----- Data records

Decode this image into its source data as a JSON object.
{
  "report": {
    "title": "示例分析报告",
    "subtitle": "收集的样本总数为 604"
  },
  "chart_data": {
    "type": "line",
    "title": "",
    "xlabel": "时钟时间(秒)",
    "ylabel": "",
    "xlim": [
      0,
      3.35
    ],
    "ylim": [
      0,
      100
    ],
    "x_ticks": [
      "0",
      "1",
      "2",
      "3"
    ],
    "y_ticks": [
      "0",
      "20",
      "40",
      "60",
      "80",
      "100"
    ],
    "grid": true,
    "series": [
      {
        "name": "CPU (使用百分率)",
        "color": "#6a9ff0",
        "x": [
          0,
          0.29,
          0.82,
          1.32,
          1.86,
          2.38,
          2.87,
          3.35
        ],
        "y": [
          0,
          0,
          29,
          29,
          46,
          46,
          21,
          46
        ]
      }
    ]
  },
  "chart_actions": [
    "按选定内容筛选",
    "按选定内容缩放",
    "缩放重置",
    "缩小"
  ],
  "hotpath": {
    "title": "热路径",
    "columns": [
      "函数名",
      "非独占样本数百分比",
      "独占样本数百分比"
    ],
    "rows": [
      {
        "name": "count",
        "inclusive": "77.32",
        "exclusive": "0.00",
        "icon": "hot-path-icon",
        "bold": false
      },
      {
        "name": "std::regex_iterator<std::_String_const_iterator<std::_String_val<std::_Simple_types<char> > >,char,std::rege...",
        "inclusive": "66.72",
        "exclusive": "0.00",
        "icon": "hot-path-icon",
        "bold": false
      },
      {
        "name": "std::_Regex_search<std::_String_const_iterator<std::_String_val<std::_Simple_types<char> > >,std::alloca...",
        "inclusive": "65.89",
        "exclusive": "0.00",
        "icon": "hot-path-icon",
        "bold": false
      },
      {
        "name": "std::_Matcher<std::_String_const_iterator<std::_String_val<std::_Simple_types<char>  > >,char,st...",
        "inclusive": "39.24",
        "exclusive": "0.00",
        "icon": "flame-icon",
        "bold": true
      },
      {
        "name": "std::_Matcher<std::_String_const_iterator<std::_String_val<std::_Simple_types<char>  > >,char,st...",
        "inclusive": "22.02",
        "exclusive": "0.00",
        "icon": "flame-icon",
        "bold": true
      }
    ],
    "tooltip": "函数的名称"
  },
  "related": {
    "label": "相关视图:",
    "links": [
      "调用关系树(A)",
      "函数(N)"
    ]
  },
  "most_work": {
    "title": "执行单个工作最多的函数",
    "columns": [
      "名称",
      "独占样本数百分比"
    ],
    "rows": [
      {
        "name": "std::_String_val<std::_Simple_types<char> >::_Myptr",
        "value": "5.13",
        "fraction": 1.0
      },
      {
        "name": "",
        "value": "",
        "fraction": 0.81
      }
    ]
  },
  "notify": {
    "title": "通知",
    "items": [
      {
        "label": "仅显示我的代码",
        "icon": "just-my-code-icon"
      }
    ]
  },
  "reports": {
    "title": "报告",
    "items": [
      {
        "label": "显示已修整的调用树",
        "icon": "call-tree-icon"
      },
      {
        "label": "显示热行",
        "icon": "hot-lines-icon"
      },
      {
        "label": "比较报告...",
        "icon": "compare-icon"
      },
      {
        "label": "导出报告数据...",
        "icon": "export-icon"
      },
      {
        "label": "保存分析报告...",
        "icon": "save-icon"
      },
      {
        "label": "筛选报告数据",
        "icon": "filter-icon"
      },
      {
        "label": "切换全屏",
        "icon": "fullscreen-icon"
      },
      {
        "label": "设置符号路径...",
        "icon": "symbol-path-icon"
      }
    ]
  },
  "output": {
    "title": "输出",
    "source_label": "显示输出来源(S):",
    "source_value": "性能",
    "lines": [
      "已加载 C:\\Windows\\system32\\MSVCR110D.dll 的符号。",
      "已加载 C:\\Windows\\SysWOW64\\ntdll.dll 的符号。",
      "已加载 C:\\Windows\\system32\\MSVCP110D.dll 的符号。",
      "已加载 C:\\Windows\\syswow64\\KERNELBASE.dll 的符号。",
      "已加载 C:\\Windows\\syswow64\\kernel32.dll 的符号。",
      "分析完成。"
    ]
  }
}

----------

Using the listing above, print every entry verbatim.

Decode this image into its source data as a JSON object.
{
  "report": {
    "title": "示例分析报告",
    "subtitle": "收集的样本总数为 604"
  },
  "chart_data": {
    "type": "line",
    "title": "",
    "xlabel": "时钟时间(秒)",
    "ylabel": "",
    "xlim": [
      0,
      3.35
    ],
    "ylim": [
      0,
      100
    ],
    "x_ticks": [
      "0",
      "1",
      "2",
      "3"
    ],
    "y_ticks": [
      "0",
      "20",
      "40",
      "60",
      "80",
      "100"
    ],
    "grid": true,
    "series": [
      {
        "name": "CPU (使用百分率)",
        "color": "#6a9ff0",
        "x": [
          0,
          0.29,
          0.82,
          1.32,
          1.86,
          2.38,
          2.87,
          3.35
        ],
        "y": [
          0,
          0,
          29,
          29,
          46,
          46,
          21,
          46
        ]
      }
    ]
  },
  "chart_actions": [
    "按选定内容筛选",
    "按选定内容缩放",
    "缩放重置",
    "缩小"
  ],
  "hotpath": {
    "title": "热路径",
    "columns": [
      "函数名",
      "非独占样本数百分比",
      "独占样本数百分比"
    ],
    "rows": [
      {
        "name": "count",
        "inclusive": "77.32",
        "exclusive": "0.00",
        "icon": "hot-path-icon",
        "bold": false
      },
      {
        "name": "std::regex_iterator<std::_String_const_iterator<std::_String_val<std::_Simple_types<char> > >,char,std::rege...",
        "inclusive": "66.72",
        "exclusive": "0.00",
        "icon": "hot-path-icon",
        "bold": false
      },
      {
        "name": "std::_Regex_search<std::_String_const_iterator<std::_String_val<std::_Simple_types<char> > >,std::alloca...",
        "inclusive": "65.89",
        "exclusive": "0.00",
        "icon": "hot-path-icon",
        "bold": false
      },
      {
        "name": "std::_Matcher<std::_String_const_iterator<std::_String_val<std::_Simple_types<char>  > >,char,st...",
        "inclusive": "39.24",
        "exclusive": "0.00",
        "icon": "flame-icon",
        "bold": true
      },
      {
        "name": "std::_Matcher<std::_String_const_iterator<std::_String_val<std::_Simple_types<char>  > >,char,st...",
        "inclusive": "22.02",
        "exclusive": "0.00",
        "icon": "flame-icon",
        "bold": true
      }
    ],
    "tooltip": "函数的名称"
  },
  "related": {
    "label": "相关视图:",
    "links": [
      "调用关系树(A)",
      "函数(N)"
    ]
  },
  "most_work": {
    "title": "执行单个工作最多的函数",
    "columns": [
      "名称",
      "独占样本数百分比"
    ],
    "rows": [
      {
        "name": "std::_String_val<std::_Simple_types<char> >::_Myptr",
        "value": "5.13",
        "fraction": 1.0
      },
      {
        "name": "",
        "value": "",
        "fraction": 0.81
      }
    ]
  },
  "notify": {
    "title": "通知",
    "items": [
      {
        "label": "仅显示我的代码",
        "icon": "just-my-code-icon"
      }
    ]
  },
  "reports": {
    "title": "报告",
    "items": [
      {
        "label": "显示已修整的调用树",
        "icon": "call-tree-icon"
      },
      {
        "label": "显示热行",
        "icon": "hot-lines-icon"
      },
      {
        "label": "比较报告...",
        "icon": "compare-icon"
      },
      {
        "label": "导出报告数据...",
        "icon": "export-icon"
      },
      {
        "label": "保存分析报告...",
        "icon": "save-icon"
      },
      {
        "label": "筛选报告数据",
        "icon": "filter-icon"
      },
      {
        "label": "切换全屏",
        "icon": "fullscreen-icon"
      },
      {
        "label": "设置符号路径...",
        "icon": "symbol-path-icon"
      }
    ]
  },
  "output": {
    "title": "输出",
    "source_label": "显示输出来源(S):",
    "source_value": "性能",
    "lines": [
      "已加载 C:\\Windows\\system32\\MSVCR110D.dll 的符号。",
      "已加载 C:\\Windows\\SysWOW64\\ntdll.dll 的符号。",
      "已加载 C:\\Windows\\system32\\MSVCP110D.dll 的符号。",
      "已加载 C:\\Windows\\syswow64\\KERNELBASE.dll 的符号。",
      "已加载 C:\\Windows\\syswow64\\kernel32.dll 的符号。",
      "分析完成。"
    ]
  }
}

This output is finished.